TechnoServe is working to change that by providing the knowledge, tools, and connections women need to increase their incomes, set aside more money for savings, and access financial opportunities like loans and equity. For many women, their communities, and market systems, this knowledge is transformative. 

Meet Four Women Overcoming Barriers Unpaid Care Work Creates

Here are four examples of how ambitious women in the developing world have worked with TechnoServe to overcome barriers presented by unpaid care work in order to transform their lives:

  1. In Andhra Pradesh, India, Nimmaka Varahalamma is helping women in her community take on a variety of roles outside of the home by encouraging them to become leaders of farmer producer organizations (FPOs). These groups are dominated by men, even though women also do significant work on the farm.

    Earlier, most of the women directors would be irregular in attending the meetings. The training has helped increase their knowledge about the FPO and a sense of ownership. They now treat the meetings and all other FPO activities as part of their work.”
    – Nimmaka Varahalamma

    Nimmaka participated in TechnoServe’s Sustainable Livelihoods for Smallholder Farmers program, made possible with grant funding from the Walmart Foundation. Click here to see how she helped her FPO achieve nearly equal gender representation, and the difference it made in her community. 

    Many responsibilities of motherhood are examples of unpaid care work

  2. Bernadette Sambo is a wife, mother, and successful businesswoman living in Mozambique’s Maputo province. Using the insights and knowledge she gained from TechnoServe’s Business Women Connect (BWC) program,  she has been able to balance being a working mother and transform her business at the same time. Read Bernadette’s story

    Now my husband is my business partner, and we agree on decisions. He also supports me with the children, which means I can work longer hours during the day, thus getting to know my customers’ preferences and pursuing new business opportunities.”
    — Bernadette Sambo

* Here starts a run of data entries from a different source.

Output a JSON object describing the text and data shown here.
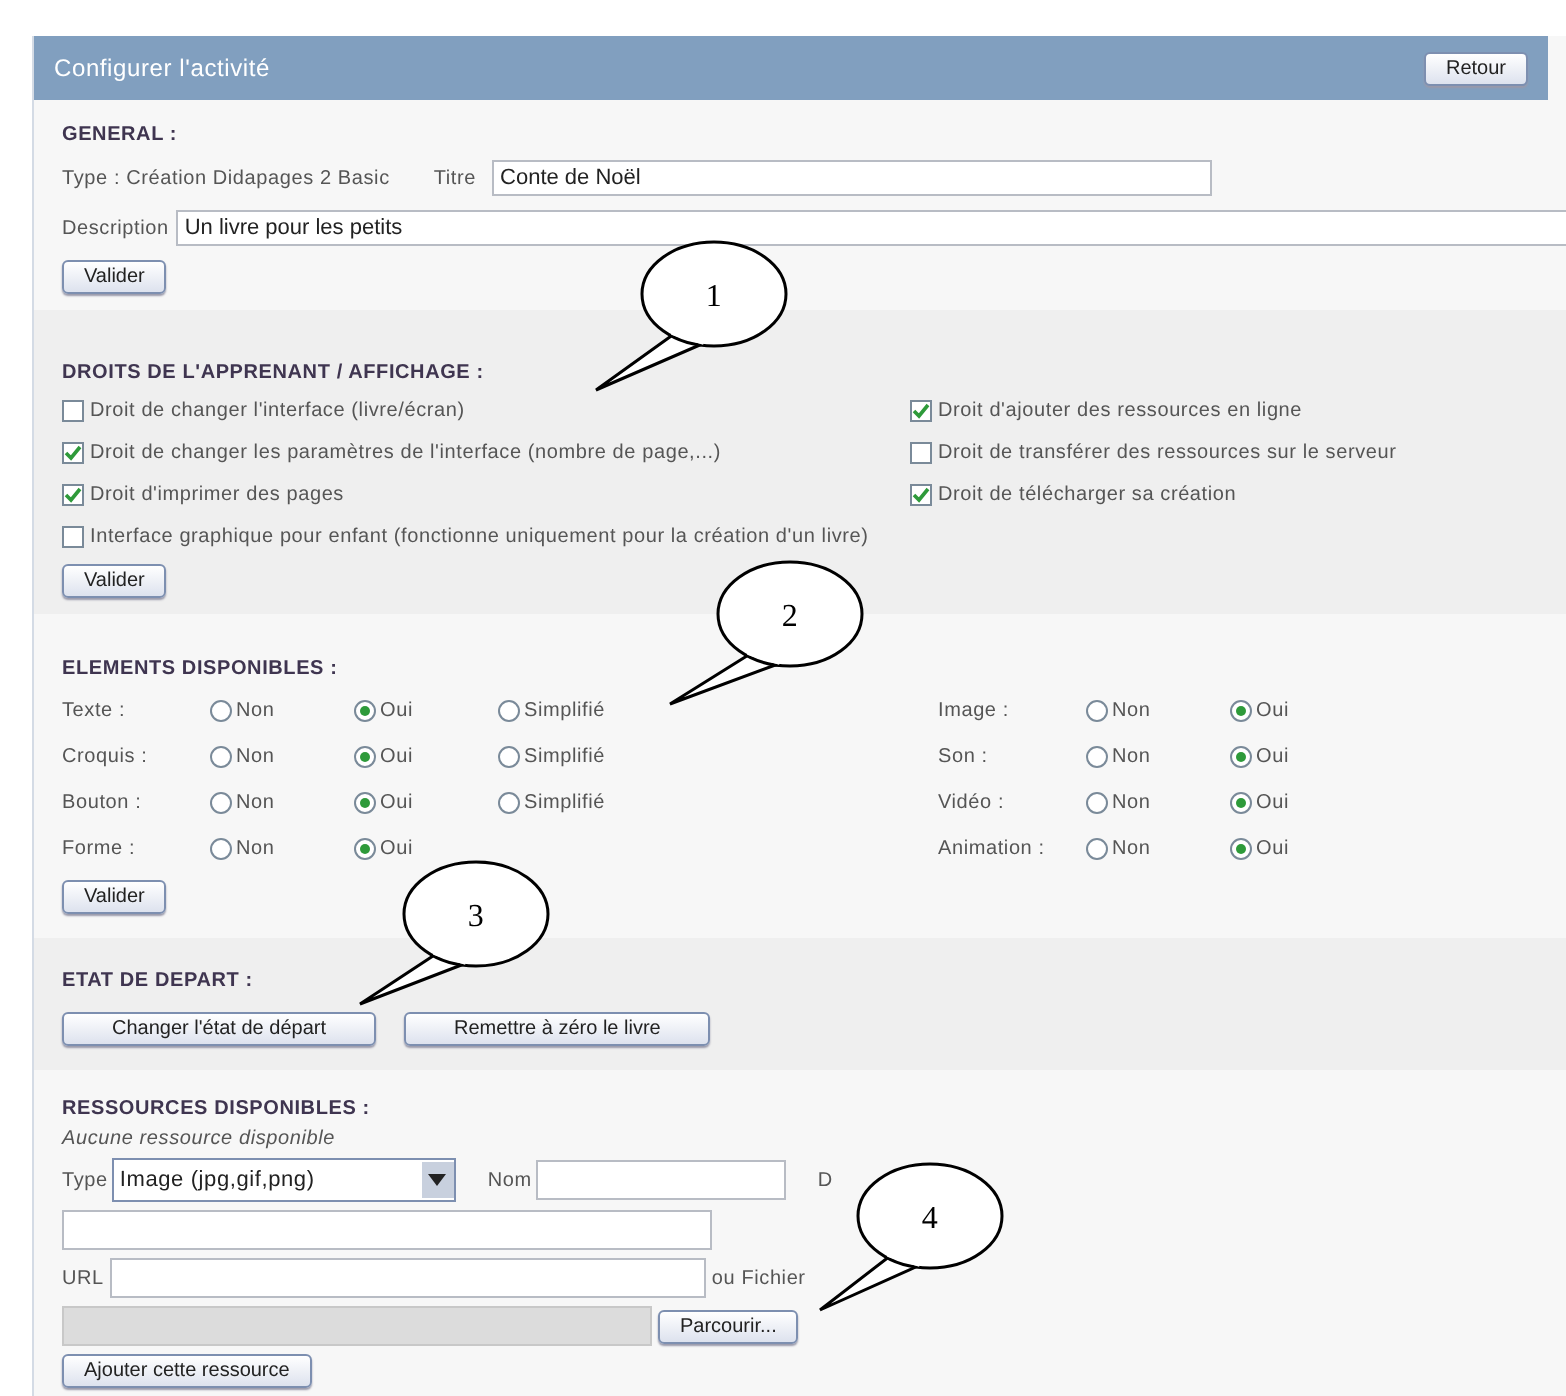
{
  "header": {
    "title": "Configurer l'activité",
    "back_button": "Retour"
  },
  "general": {
    "heading": "GENERAL :",
    "type_text": "Type : Création Didapages 2 Basic",
    "title_label": "Titre",
    "title_value": "Conte de Noël",
    "description_label": "Description",
    "description_value": "Un livre pour les petits",
    "submit": "Valider"
  },
  "rights": {
    "heading": "DROITS DE L'APPRENANT / AFFICHAGE :",
    "options": [
      {
        "label": "Droit de changer l'interface (livre/écran)",
        "checked": false,
        "kind": "half"
      },
      {
        "label": "Droit d'ajouter des ressources en ligne",
        "checked": true,
        "kind": "half"
      },
      {
        "label": "Droit de changer les paramètres de l'interface (nombre de page,...)",
        "checked": true,
        "kind": "half"
      },
      {
        "label": "Droit de transférer des ressources sur le serveur",
        "checked": false,
        "kind": "half"
      },
      {
        "label": "Droit d'imprimer des pages",
        "checked": true,
        "kind": "half"
      },
      {
        "label": "Droit de télécharger sa création",
        "checked": true,
        "kind": "half"
      },
      {
        "label": "Interface graphique pour enfant (fonctionne uniquement pour la création d'un livre)",
        "checked": false,
        "kind": "wide"
      }
    ],
    "submit": "Valider"
  },
  "elements": {
    "heading": "ELEMENTS DISPONIBLES :",
    "groups": [
      {
        "rows": [
          {
            "label": "Texte :",
            "options": [
              {
                "label": "Non",
                "selected": false
              },
              {
                "label": "Oui",
                "selected": true
              },
              {
                "label": "Simplifié",
                "selected": false
              }
            ]
          },
          {
            "label": "Croquis :",
            "options": [
              {
                "label": "Non",
                "selected": false
              },
              {
                "label": "Oui",
                "selected": true
              },
              {
                "label": "Simplifié",
                "selected": false
              }
            ]
          },
          {
            "label": "Bouton :",
            "options": [
              {
                "label": "Non",
                "selected": false
              },
              {
                "label": "Oui",
                "selected": true
              },
              {
                "label": "Simplifié",
                "selected": false
              }
            ]
          },
          {
            "label": "Forme :",
            "options": [
              {
                "label": "Non",
                "selected": false
              },
              {
                "label": "Oui",
                "selected": true
              }
            ]
          }
        ]
      },
      {
        "rows": [
          {
            "label": "Image :",
            "options": [
              {
                "label": "Non",
                "selected": false
              },
              {
                "label": "Oui",
                "selected": true
              }
            ]
          },
          {
            "label": "Son :",
            "options": [
              {
                "label": "Non",
                "selected": false
              },
              {
                "label": "Oui",
                "selected": true
              }
            ]
          },
          {
            "label": "Vidéo :",
            "options": [
              {
                "label": "Non",
                "selected": false
              },
              {
                "label": "Oui",
                "selected": true
              }
            ]
          },
          {
            "label": "Animation :",
            "options": [
              {
                "label": "Non",
                "selected": false
              },
              {
                "label": "Oui",
                "selected": true
              }
            ]
          }
        ]
      }
    ],
    "submit": "Valider"
  },
  "start_state": {
    "heading": "ETAT DE DEPART :",
    "buttons": [
      "Changer l'état de départ",
      "Remettre à zéro le livre"
    ]
  },
  "resources": {
    "heading": "RESSOURCES DISPONIBLES :",
    "note": "Aucune ressource disponible",
    "type_label": "Type",
    "type_value": "Image (jpg,gif,png)",
    "name_label": "Nom",
    "cut_label": "D",
    "url_label": "URL",
    "file_label": "ou Fichier",
    "browse_button": "Parcourir...",
    "add_button": "Ajouter cette ressource"
  },
  "callouts": [
    {
      "label": "1"
    },
    {
      "label": "2"
    },
    {
      "label": "3"
    },
    {
      "label": "4"
    }
  ]
}
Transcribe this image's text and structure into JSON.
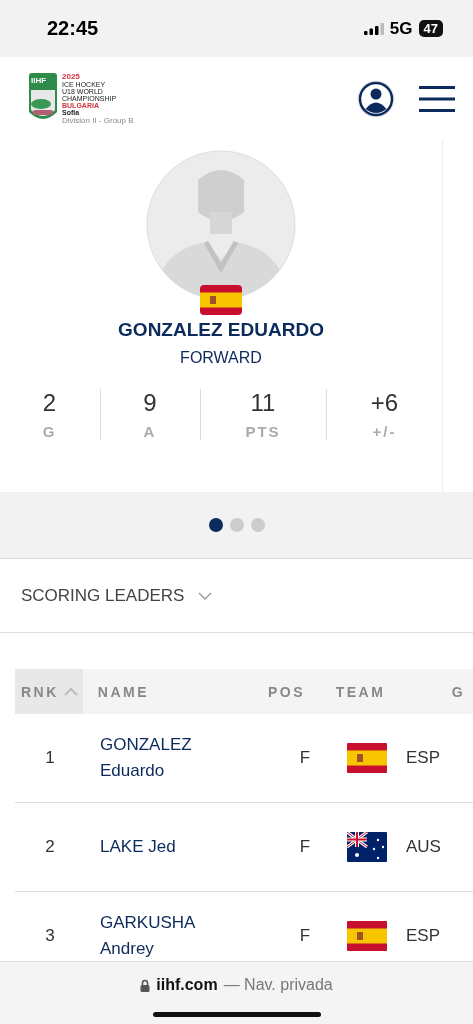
{
  "status_bar": {
    "time": "22:45",
    "network": "5G",
    "battery": "47"
  },
  "header": {
    "logo": {
      "badge": "IIHF",
      "year": "2025",
      "lines": [
        "ICE HOCKEY",
        "U18 WORLD",
        "CHAMPIONSHIP"
      ],
      "country": "BULGARIA",
      "city": "Sofia",
      "division": "Division II - Group B"
    }
  },
  "player": {
    "name": "GONZALEZ EDUARDO",
    "position": "FORWARD",
    "flag": {
      "kind": "esp"
    },
    "stats": [
      {
        "value": "2",
        "label": "G"
      },
      {
        "value": "9",
        "label": "A"
      },
      {
        "value": "11",
        "label": "PTS"
      },
      {
        "value": "+6",
        "label": "+/-"
      }
    ]
  },
  "carousel": {
    "dots": [
      {
        "selected": true
      },
      {
        "selected": false
      },
      {
        "selected": false
      }
    ]
  },
  "dropdown": {
    "label": "SCORING LEADERS"
  },
  "table": {
    "columns": [
      {
        "label": "RNK",
        "selected": true
      },
      {
        "label": "NAME",
        "selected": false
      },
      {
        "label": "POS",
        "selected": false
      },
      {
        "label": "TEAM",
        "selected": false
      },
      {
        "label": "G",
        "selected": false
      }
    ],
    "rows": [
      {
        "rank": "1",
        "name": "GONZALEZ Eduardo",
        "pos": "F",
        "flag": {
          "kind": "esp"
        },
        "team": "ESP"
      },
      {
        "rank": "2",
        "name": "LAKE Jed",
        "pos": "F",
        "flag": {
          "kind": "aus"
        },
        "team": "AUS"
      },
      {
        "rank": "3",
        "name": "GARKUSHA Andrey",
        "pos": "F",
        "flag": {
          "kind": "esp"
        },
        "team": "ESP"
      }
    ]
  },
  "browser_bar": {
    "domain": "iihf.com",
    "suffix": "— Nav. privada"
  }
}
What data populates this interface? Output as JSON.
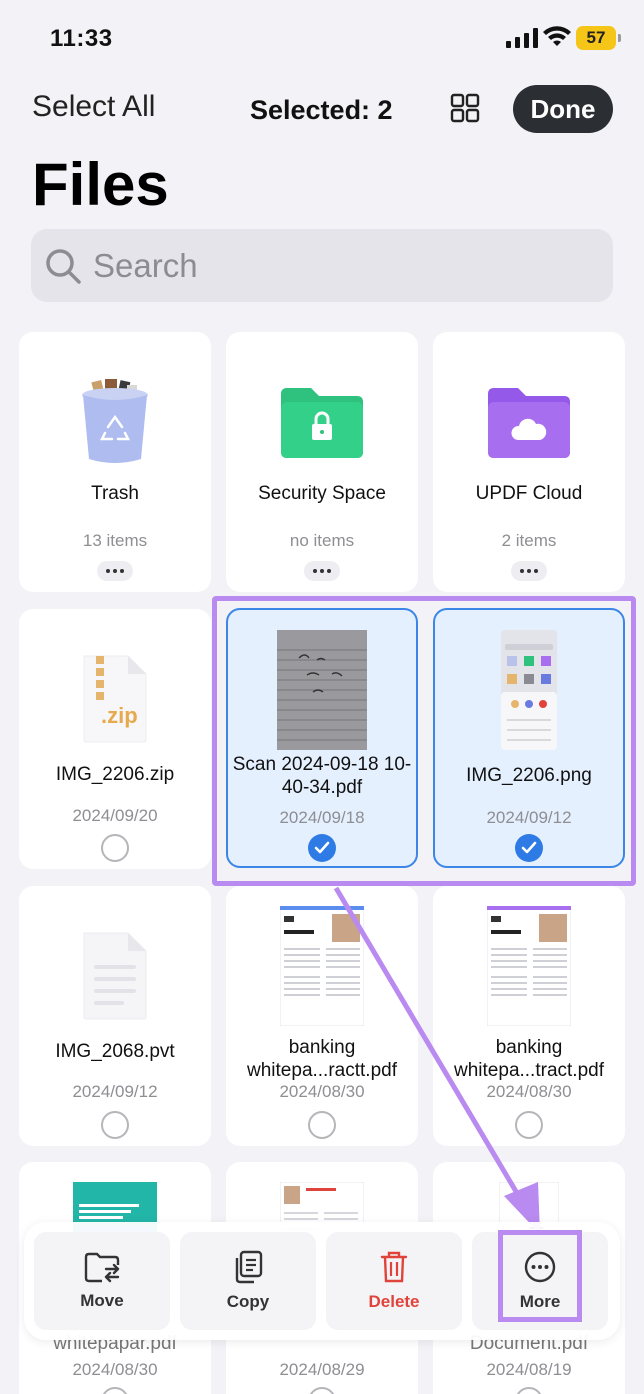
{
  "status_bar": {
    "time": "11:33",
    "battery": "57"
  },
  "nav": {
    "select_all": "Select All",
    "selected": "Selected: 2",
    "done": "Done"
  },
  "page": {
    "title": "Files"
  },
  "search": {
    "placeholder": "Search"
  },
  "items": [
    {
      "name": "Trash",
      "meta": "13 items",
      "icon": "trash-icon"
    },
    {
      "name": "Security Space",
      "meta": "no items",
      "icon": "folder-lock-icon"
    },
    {
      "name": "UPDF Cloud",
      "meta": "2 items",
      "icon": "cloud-folder-icon"
    },
    {
      "name": "IMG_2206.zip",
      "meta": "2024/09/20",
      "icon": "zip-file-icon",
      "zip_label": ".zip"
    },
    {
      "name": "Scan 2024-09-18 10-40-34.pdf",
      "meta": "2024/09/18",
      "selected": true
    },
    {
      "name": "IMG_2206.png",
      "meta": "2024/09/12",
      "selected": true
    },
    {
      "name": "IMG_2068.pvt",
      "meta": "2024/09/12",
      "icon": "document-icon"
    },
    {
      "name": "banking whitepa...ractt.pdf",
      "meta": "2024/08/30"
    },
    {
      "name": "banking whitepa...tract.pdf",
      "meta": "2024/08/30"
    },
    {
      "name": "whitepapar.pdf",
      "meta": "2024/08/30"
    },
    {
      "name": "",
      "meta": "2024/08/29"
    },
    {
      "name": "Document.pdf",
      "meta": "2024/08/19"
    }
  ],
  "toolbar": {
    "move": "Move",
    "copy": "Copy",
    "delete": "Delete",
    "more": "More"
  },
  "colors": {
    "accent": "#2f7be6",
    "highlight": "#b98af0",
    "delete": "#e0433b",
    "security_folder": "#2ec27e",
    "cloud_folder": "#a86ef0"
  }
}
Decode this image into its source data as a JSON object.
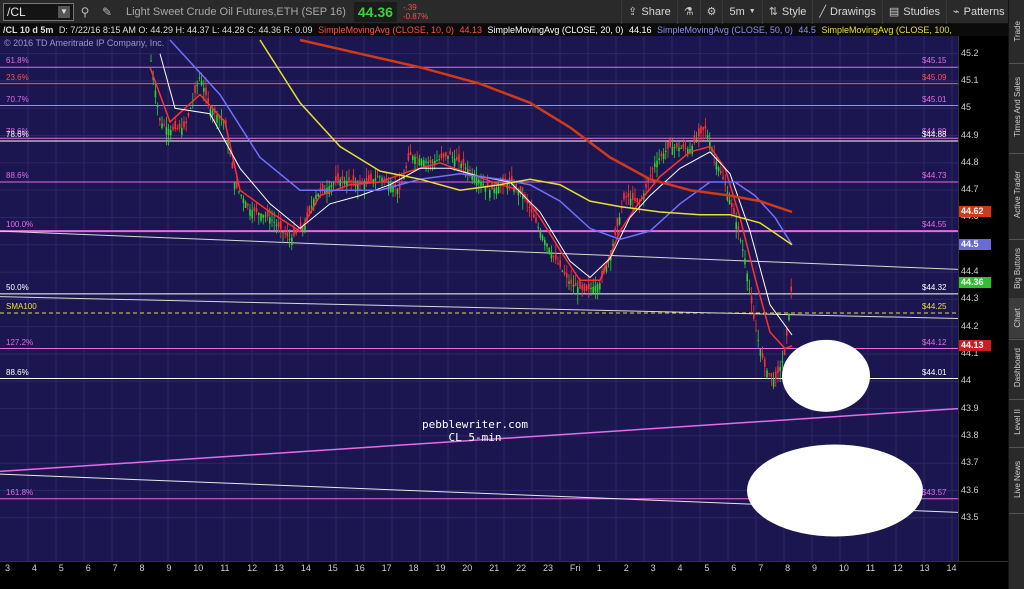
{
  "toolbar": {
    "symbol": "/CL",
    "description": "Light Sweet Crude Oil Futures,ETH (SEP 16)",
    "last": "44.36",
    "change": "-.39",
    "change_pct": "-0.87%",
    "buttons": [
      {
        "icon": "share-icon",
        "label": "Share"
      },
      {
        "icon": "flask-icon",
        "label": ""
      },
      {
        "icon": "gear-icon",
        "label": ""
      },
      {
        "icon": "timeframe",
        "label": "5m"
      },
      {
        "icon": "style-icon",
        "label": "Style"
      },
      {
        "icon": "drawings-icon",
        "label": "Drawings"
      },
      {
        "icon": "studies-icon",
        "label": "Studies"
      },
      {
        "icon": "patterns-icon",
        "label": "Patterns"
      }
    ]
  },
  "studyline": {
    "period": "/CL 10 d 5m",
    "ohlc": "D: 7/22/16 8:15 AM  O: 44.29  H: 44.37  L: 44.28  C: 44.36  R: 0.09",
    "sma10": "SimpleMovingAvg (CLOSE, 10, 0)",
    "sma10_val": "44.13",
    "sma20": "SimpleMovingAvg (CLOSE, 20, 0)",
    "sma20_val": "44.16",
    "sma50": "SimpleMovingAvg (CLOSE, 50, 0)",
    "sma50_val": "44.5",
    "sma100": "SimpleMovingAvg (CLOSE, 100,"
  },
  "copyright": "© 2016 TD Ameritrade IP Company, Inc.",
  "fib_levels": [
    {
      "label": "61.8%",
      "price": "$45.15",
      "color": "#e26de8"
    },
    {
      "label": "23.6%",
      "price": "$45.09",
      "color": "#ff5050"
    },
    {
      "label": "70.7%",
      "price": "$45.01",
      "color": "#e26de8"
    },
    {
      "label": "78.6%",
      "price": "$44.89",
      "color": "#e26de8"
    },
    {
      "label": "78.6%",
      "price": "$44.88",
      "color": "#ffffff"
    },
    {
      "label": "88.6%",
      "price": "$44.73",
      "color": "#e26de8"
    },
    {
      "label": "100.0%",
      "price": "$44.55",
      "color": "#e26de8"
    },
    {
      "label": "50.0%",
      "price": "$44.32",
      "color": "#ffffff"
    },
    {
      "label": "SMA100",
      "price": "$44.25",
      "color": "#e8e030"
    },
    {
      "label": "127.2%",
      "price": "$44.12",
      "color": "#e26de8"
    },
    {
      "label": "88.6%",
      "price": "$44.01",
      "color": "#ffffff"
    },
    {
      "label": "161.8%",
      "price": "$43.57",
      "color": "#e26de8"
    }
  ],
  "watermark": {
    "line1": "pebblewriter.com",
    "line2": "CL 5-min"
  },
  "price_axis": {
    "ticks": [
      "45.2",
      "45.1",
      "45",
      "44.9",
      "44.8",
      "44.7",
      "44.6",
      "44.5",
      "44.4",
      "44.3",
      "44.2",
      "44.1",
      "44",
      "43.9",
      "43.8",
      "43.7",
      "43.6",
      "43.5"
    ],
    "badges": [
      {
        "text": "44.62",
        "bg": "#d03a1a",
        "fg": "#ffffff"
      },
      {
        "text": "44.5",
        "bg": "#6a6ad8",
        "fg": "#ffffff"
      },
      {
        "text": "44.36",
        "bg": "#2fbf2f",
        "fg": "#ffffff"
      },
      {
        "text": "44.13",
        "bg": "#c82020",
        "fg": "#ffffff"
      }
    ]
  },
  "time_axis": [
    "3",
    "4",
    "5",
    "6",
    "7",
    "8",
    "9",
    "10",
    "11",
    "12",
    "13",
    "14",
    "15",
    "16",
    "17",
    "18",
    "19",
    "20",
    "21",
    "22",
    "23",
    "Fri",
    "1",
    "2",
    "3",
    "4",
    "5",
    "6",
    "7",
    "8",
    "9",
    "10",
    "11",
    "12",
    "13",
    "14"
  ],
  "sidebar": [
    "Trade",
    "Times And Sales",
    "Active Trader",
    "Big Buttons",
    "Chart",
    "Dashboard",
    "Level II",
    "Live News"
  ]
}
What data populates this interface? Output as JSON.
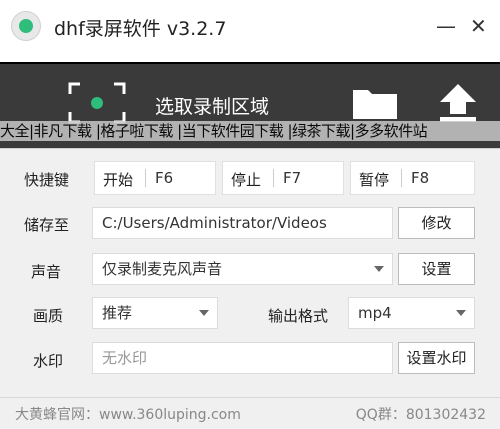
{
  "window": {
    "title": "dhf录屏软件 v3.2.7",
    "minimize": "—",
    "close": "✕"
  },
  "toolbar": {
    "capture_label": "选取录制区域",
    "overlay_text": "大全|非凡下载 |格子啦下载 |当下软件园下载 |绿茶下载|多多软件站"
  },
  "hotkeys": {
    "label": "快捷键",
    "start": {
      "name": "开始",
      "key": "F6"
    },
    "stop": {
      "name": "停止",
      "key": "F7"
    },
    "pause": {
      "name": "暂停",
      "key": "F8"
    }
  },
  "save": {
    "label": "储存至",
    "path": "C:/Users/Administrator/Videos",
    "button": "修改"
  },
  "audio": {
    "label": "声音",
    "selected": "仅录制麦克风声音",
    "button": "设置"
  },
  "quality": {
    "label": "画质",
    "selected": "推荐"
  },
  "format": {
    "label": "输出格式",
    "selected": "mp4"
  },
  "watermark": {
    "label": "水印",
    "value": "无水印",
    "button": "设置水印"
  },
  "footer": {
    "site": "大黄蜂官网：www.360luping.com",
    "qq": "QQ群：801302432"
  },
  "colors": {
    "accent": "#2ebd7a",
    "toolbar_bg": "#3a3a3a",
    "panel_bg": "#f0f0f0"
  }
}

  3. Meet Ikite Thomas, a young girl in Ethiopia who was responsible for fetching water for her family. Ikite had to walk to the nearby Tercha River at early hours to avoid the smell of runoff pollution from local coffee mills, often making her late for school.With TechnoServe’s introduction of an innovative agricultural solution in her community — vetiver wetlands — she could go to class at regular hours and was no longer late for school. With more time to attend classes, Ikite is closer to achieving her dreams of becoming a doctor and marrying later in life.

    During the harvest period, I didn’t even want to wash my school uniform in the river because it smelled like rotten coffee pulp, and I didn’t want to be ashamed at school.”
    – Ikite Thomas

  4. In Uganda, girls face two major employability disadvantages. The country has one of the highest school drop-out rates for women in East Africa and one of the highest teenage pregnancy rates in sub-Saharan Africa. Women and girls are often forced to take care of the family without sufficient skills to earn a living.

    This was the case for Moureen Nakisozi, who was forced to drop out of school at the age of 16. She put her own dreams on hold as she took care of her sister’s children and became one of the countless women in Africa performing long hours of unpaid labor.Then, she heard about the Girls’ Apprenticeship Program (GAP), where she learned how to start her own business — in welding, no less, a physically demanding field with few women. The partnership between TechnoServe and Citi Foundation is one of the ways we help young women achieve their dreams, no matter how high the odds.

    It was challenging to handle very heavy machinery. We sometimes use a lot of energy. It took me over a month to get used to it, but I’m now used to it and find it normal and easy.”
    – Moureen Nakisozi

How Can You Support Gender Equity and Empower Hardworking Women?

The pandemic has brought to light existing inequalities in every region of the world. How can we respond? 

Many programs can start training women to improve their livelihoods and their futures for just $50. Ready to invest in impact? Here’s how you can make a difference.